Data excerpts
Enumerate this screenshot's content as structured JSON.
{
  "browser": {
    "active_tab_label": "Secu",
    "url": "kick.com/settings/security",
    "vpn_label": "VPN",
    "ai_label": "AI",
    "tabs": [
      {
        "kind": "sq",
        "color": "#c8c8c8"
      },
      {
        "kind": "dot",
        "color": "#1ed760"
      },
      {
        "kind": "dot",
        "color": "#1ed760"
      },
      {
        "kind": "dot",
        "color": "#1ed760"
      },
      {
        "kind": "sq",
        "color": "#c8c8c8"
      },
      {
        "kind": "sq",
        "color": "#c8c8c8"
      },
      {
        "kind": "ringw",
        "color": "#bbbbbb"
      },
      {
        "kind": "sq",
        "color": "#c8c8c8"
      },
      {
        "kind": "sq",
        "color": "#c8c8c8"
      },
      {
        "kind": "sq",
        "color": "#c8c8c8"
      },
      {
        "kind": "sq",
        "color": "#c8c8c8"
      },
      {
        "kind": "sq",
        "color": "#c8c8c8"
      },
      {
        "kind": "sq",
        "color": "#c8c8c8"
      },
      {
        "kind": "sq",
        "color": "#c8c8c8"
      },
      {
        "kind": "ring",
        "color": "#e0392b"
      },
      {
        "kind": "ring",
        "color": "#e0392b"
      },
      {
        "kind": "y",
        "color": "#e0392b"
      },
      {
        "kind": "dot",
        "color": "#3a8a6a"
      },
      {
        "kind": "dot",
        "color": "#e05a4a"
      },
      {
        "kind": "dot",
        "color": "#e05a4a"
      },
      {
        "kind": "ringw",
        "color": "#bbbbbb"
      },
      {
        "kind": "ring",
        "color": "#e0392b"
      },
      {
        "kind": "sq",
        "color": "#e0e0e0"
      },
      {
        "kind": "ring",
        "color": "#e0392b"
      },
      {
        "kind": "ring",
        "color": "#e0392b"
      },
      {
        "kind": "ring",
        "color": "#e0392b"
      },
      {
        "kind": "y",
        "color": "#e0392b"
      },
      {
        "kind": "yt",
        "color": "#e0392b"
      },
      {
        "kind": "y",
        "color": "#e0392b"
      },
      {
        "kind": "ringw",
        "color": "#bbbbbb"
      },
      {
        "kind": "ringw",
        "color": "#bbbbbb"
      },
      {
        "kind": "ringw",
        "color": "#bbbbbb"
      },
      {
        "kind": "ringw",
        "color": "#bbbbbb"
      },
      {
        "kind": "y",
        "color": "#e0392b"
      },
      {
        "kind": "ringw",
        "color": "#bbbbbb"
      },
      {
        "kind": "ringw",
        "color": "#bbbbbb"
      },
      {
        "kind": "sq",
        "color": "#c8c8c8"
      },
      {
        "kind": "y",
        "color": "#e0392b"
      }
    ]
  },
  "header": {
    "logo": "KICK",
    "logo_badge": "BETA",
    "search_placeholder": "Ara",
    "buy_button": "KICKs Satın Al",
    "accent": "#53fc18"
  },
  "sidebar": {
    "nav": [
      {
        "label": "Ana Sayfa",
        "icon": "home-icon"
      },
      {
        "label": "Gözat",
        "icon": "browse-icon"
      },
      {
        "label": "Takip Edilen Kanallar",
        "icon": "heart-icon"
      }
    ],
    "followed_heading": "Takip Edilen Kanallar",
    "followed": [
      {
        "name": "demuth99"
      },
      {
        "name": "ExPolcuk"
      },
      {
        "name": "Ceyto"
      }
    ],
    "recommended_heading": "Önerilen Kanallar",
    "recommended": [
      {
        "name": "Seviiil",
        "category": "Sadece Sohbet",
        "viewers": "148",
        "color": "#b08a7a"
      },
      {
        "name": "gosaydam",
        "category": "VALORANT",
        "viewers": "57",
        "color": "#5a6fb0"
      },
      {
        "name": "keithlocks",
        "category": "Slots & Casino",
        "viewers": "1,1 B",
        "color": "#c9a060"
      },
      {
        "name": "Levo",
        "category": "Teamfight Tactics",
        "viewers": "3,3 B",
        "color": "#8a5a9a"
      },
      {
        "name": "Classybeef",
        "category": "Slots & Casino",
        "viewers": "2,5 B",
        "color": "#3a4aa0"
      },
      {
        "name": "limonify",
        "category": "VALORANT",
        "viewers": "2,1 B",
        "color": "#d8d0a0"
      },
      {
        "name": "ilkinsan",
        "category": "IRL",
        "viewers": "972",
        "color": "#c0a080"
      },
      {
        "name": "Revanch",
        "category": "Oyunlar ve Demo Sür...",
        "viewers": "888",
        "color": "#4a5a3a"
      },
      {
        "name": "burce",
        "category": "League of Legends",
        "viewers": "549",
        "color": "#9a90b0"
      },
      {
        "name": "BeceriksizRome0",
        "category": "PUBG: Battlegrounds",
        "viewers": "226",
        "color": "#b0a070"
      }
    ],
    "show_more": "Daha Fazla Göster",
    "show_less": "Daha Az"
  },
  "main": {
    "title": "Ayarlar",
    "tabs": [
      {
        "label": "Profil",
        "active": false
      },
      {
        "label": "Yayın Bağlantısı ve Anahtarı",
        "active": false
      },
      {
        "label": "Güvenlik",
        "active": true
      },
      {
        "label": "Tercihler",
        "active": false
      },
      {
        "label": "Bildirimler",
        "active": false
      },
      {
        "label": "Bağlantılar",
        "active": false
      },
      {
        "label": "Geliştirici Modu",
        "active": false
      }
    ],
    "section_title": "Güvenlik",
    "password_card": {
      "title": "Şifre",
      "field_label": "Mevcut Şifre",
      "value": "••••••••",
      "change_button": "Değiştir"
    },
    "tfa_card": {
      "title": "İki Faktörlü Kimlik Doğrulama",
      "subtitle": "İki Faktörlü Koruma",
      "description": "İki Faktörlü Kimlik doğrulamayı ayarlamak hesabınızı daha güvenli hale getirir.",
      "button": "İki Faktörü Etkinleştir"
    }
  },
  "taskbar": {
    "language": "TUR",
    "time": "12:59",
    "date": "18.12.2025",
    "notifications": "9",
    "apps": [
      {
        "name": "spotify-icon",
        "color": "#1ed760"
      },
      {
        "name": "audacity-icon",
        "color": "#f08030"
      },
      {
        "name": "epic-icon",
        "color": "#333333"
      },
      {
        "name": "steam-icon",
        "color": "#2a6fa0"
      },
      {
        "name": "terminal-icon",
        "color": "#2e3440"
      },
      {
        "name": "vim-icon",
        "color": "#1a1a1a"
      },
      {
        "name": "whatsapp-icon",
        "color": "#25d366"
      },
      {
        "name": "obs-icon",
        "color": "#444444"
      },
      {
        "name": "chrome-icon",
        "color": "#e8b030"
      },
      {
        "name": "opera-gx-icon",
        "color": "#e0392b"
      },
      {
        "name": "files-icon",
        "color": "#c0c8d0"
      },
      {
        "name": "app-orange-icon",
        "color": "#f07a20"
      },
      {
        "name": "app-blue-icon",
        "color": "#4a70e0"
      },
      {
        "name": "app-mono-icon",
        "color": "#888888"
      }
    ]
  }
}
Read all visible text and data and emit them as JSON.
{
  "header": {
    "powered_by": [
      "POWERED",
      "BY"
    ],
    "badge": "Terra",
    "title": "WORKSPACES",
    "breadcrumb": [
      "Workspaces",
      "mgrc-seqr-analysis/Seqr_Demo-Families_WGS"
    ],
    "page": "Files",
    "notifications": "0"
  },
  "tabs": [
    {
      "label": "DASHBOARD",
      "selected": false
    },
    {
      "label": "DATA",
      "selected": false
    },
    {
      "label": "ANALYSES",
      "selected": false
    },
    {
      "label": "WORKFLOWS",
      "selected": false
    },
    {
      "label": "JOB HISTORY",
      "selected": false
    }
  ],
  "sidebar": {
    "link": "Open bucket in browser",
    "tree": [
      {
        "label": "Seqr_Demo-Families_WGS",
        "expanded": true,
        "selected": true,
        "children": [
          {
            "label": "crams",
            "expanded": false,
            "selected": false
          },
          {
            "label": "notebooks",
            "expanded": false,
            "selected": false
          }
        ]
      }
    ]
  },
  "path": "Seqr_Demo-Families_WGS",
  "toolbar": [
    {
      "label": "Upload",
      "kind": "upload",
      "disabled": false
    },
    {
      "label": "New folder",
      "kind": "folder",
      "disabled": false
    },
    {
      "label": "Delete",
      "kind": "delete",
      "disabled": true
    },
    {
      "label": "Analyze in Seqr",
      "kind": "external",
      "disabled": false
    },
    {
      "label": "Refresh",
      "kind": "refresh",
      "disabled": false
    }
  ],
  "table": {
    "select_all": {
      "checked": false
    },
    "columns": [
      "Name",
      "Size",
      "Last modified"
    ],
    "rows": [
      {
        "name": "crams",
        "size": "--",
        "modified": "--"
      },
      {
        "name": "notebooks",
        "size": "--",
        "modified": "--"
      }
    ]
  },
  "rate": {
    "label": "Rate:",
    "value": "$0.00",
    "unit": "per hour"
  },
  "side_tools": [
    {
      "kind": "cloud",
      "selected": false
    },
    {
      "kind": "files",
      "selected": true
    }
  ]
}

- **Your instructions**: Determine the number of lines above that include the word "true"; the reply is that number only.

- **Answer space**: 5